■ Work required
The records below are to be reproduced exactly, and no picture should appear in the copy.

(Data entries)
Start of Block

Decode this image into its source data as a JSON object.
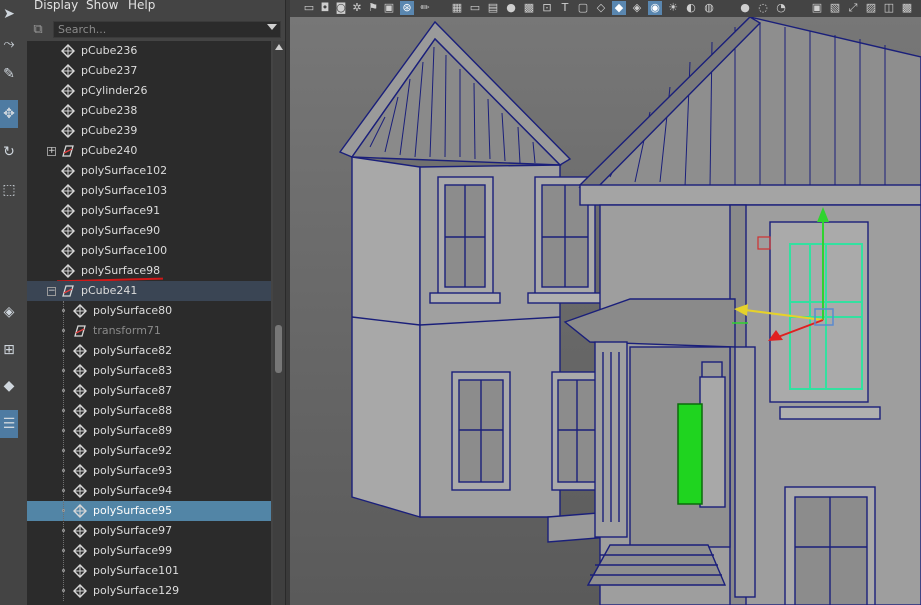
{
  "menubar": {
    "display": "Display",
    "show": "Show",
    "help": "Help"
  },
  "search": {
    "placeholder": "Search..."
  },
  "outliner": {
    "items": [
      {
        "label": "pCube236",
        "icon": "mesh-icon",
        "level": 0
      },
      {
        "label": "pCube237",
        "icon": "mesh-icon",
        "level": 0
      },
      {
        "label": "pCylinder26",
        "icon": "mesh-icon",
        "level": 0
      },
      {
        "label": "pCube238",
        "icon": "mesh-icon",
        "level": 0
      },
      {
        "label": "pCube239",
        "icon": "mesh-icon",
        "level": 0
      },
      {
        "label": "pCube240",
        "icon": "transform-icon",
        "level": 0,
        "expand": "+"
      },
      {
        "label": "polySurface102",
        "icon": "mesh-icon",
        "level": 0
      },
      {
        "label": "polySurface103",
        "icon": "mesh-icon",
        "level": 0
      },
      {
        "label": "polySurface91",
        "icon": "mesh-icon",
        "level": 0
      },
      {
        "label": "polySurface90",
        "icon": "mesh-icon",
        "level": 0
      },
      {
        "label": "polySurface100",
        "icon": "mesh-icon",
        "level": 0
      },
      {
        "label": "polySurface98",
        "icon": "mesh-icon",
        "level": 0
      },
      {
        "label": "pCube241",
        "icon": "transform-icon",
        "level": 0,
        "expand": "−"
      },
      {
        "label": "polySurface80",
        "icon": "mesh-icon",
        "level": 1
      },
      {
        "label": "transform71",
        "icon": "transform-icon",
        "level": 1,
        "dim": true
      },
      {
        "label": "polySurface82",
        "icon": "mesh-icon",
        "level": 1
      },
      {
        "label": "polySurface83",
        "icon": "mesh-icon",
        "level": 1
      },
      {
        "label": "polySurface87",
        "icon": "mesh-icon",
        "level": 1
      },
      {
        "label": "polySurface88",
        "icon": "mesh-icon",
        "level": 1
      },
      {
        "label": "polySurface89",
        "icon": "mesh-icon",
        "level": 1
      },
      {
        "label": "polySurface92",
        "icon": "mesh-icon",
        "level": 1
      },
      {
        "label": "polySurface93",
        "icon": "mesh-icon",
        "level": 1
      },
      {
        "label": "polySurface94",
        "icon": "mesh-icon",
        "level": 1
      },
      {
        "label": "polySurface95",
        "icon": "mesh-icon",
        "level": 1,
        "selected": true
      },
      {
        "label": "polySurface97",
        "icon": "mesh-icon",
        "level": 1
      },
      {
        "label": "polySurface99",
        "icon": "mesh-icon",
        "level": 1
      },
      {
        "label": "polySurface101",
        "icon": "mesh-icon",
        "level": 1
      },
      {
        "label": "polySurface129",
        "icon": "mesh-icon",
        "level": 1
      }
    ]
  },
  "colors": {
    "selection": "#5285a6",
    "wireframe": "#1a1f7a",
    "highlight": "#33e0a0",
    "selectedMesh": "#22cc22"
  }
}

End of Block

■ Written response
Decode this image into its source data as a JSON object.
{
  "menubar": {
    "display": "Display",
    "show": "Show",
    "help": "Help"
  },
  "search": {
    "placeholder": "Search..."
  },
  "outliner": {
    "items": [
      {
        "label": "pCube236",
        "icon": "mesh-icon",
        "level": 0
      },
      {
        "label": "pCube237",
        "icon": "mesh-icon",
        "level": 0
      },
      {
        "label": "pCylinder26",
        "icon": "mesh-icon",
        "level": 0
      },
      {
        "label": "pCube238",
        "icon": "mesh-icon",
        "level": 0
      },
      {
        "label": "pCube239",
        "icon": "mesh-icon",
        "level": 0
      },
      {
        "label": "pCube240",
        "icon": "transform-icon",
        "level": 0,
        "expand": "+"
      },
      {
        "label": "polySurface102",
        "icon": "mesh-icon",
        "level": 0
      },
      {
        "label": "polySurface103",
        "icon": "mesh-icon",
        "level": 0
      },
      {
        "label": "polySurface91",
        "icon": "mesh-icon",
        "level": 0
      },
      {
        "label": "polySurface90",
        "icon": "mesh-icon",
        "level": 0
      },
      {
        "label": "polySurface100",
        "icon": "mesh-icon",
        "level": 0
      },
      {
        "label": "polySurface98",
        "icon": "mesh-icon",
        "level": 0
      },
      {
        "label": "pCube241",
        "icon": "transform-icon",
        "level": 0,
        "expand": "−"
      },
      {
        "label": "polySurface80",
        "icon": "mesh-icon",
        "level": 1
      },
      {
        "label": "transform71",
        "icon": "transform-icon",
        "level": 1,
        "dim": true
      },
      {
        "label": "polySurface82",
        "icon": "mesh-icon",
        "level": 1
      },
      {
        "label": "polySurface83",
        "icon": "mesh-icon",
        "level": 1
      },
      {
        "label": "polySurface87",
        "icon": "mesh-icon",
        "level": 1
      },
      {
        "label": "polySurface88",
        "icon": "mesh-icon",
        "level": 1
      },
      {
        "label": "polySurface89",
        "icon": "mesh-icon",
        "level": 1
      },
      {
        "label": "polySurface92",
        "icon": "mesh-icon",
        "level": 1
      },
      {
        "label": "polySurface93",
        "icon": "mesh-icon",
        "level": 1
      },
      {
        "label": "polySurface94",
        "icon": "mesh-icon",
        "level": 1
      },
      {
        "label": "polySurface95",
        "icon": "mesh-icon",
        "level": 1,
        "selected": true
      },
      {
        "label": "polySurface97",
        "icon": "mesh-icon",
        "level": 1
      },
      {
        "label": "polySurface99",
        "icon": "mesh-icon",
        "level": 1
      },
      {
        "label": "polySurface101",
        "icon": "mesh-icon",
        "level": 1
      },
      {
        "label": "polySurface129",
        "icon": "mesh-icon",
        "level": 1
      }
    ]
  },
  "colors": {
    "selection": "#5285a6",
    "wireframe": "#1a1f7a",
    "highlight": "#33e0a0",
    "selectedMesh": "#22cc22"
  }
}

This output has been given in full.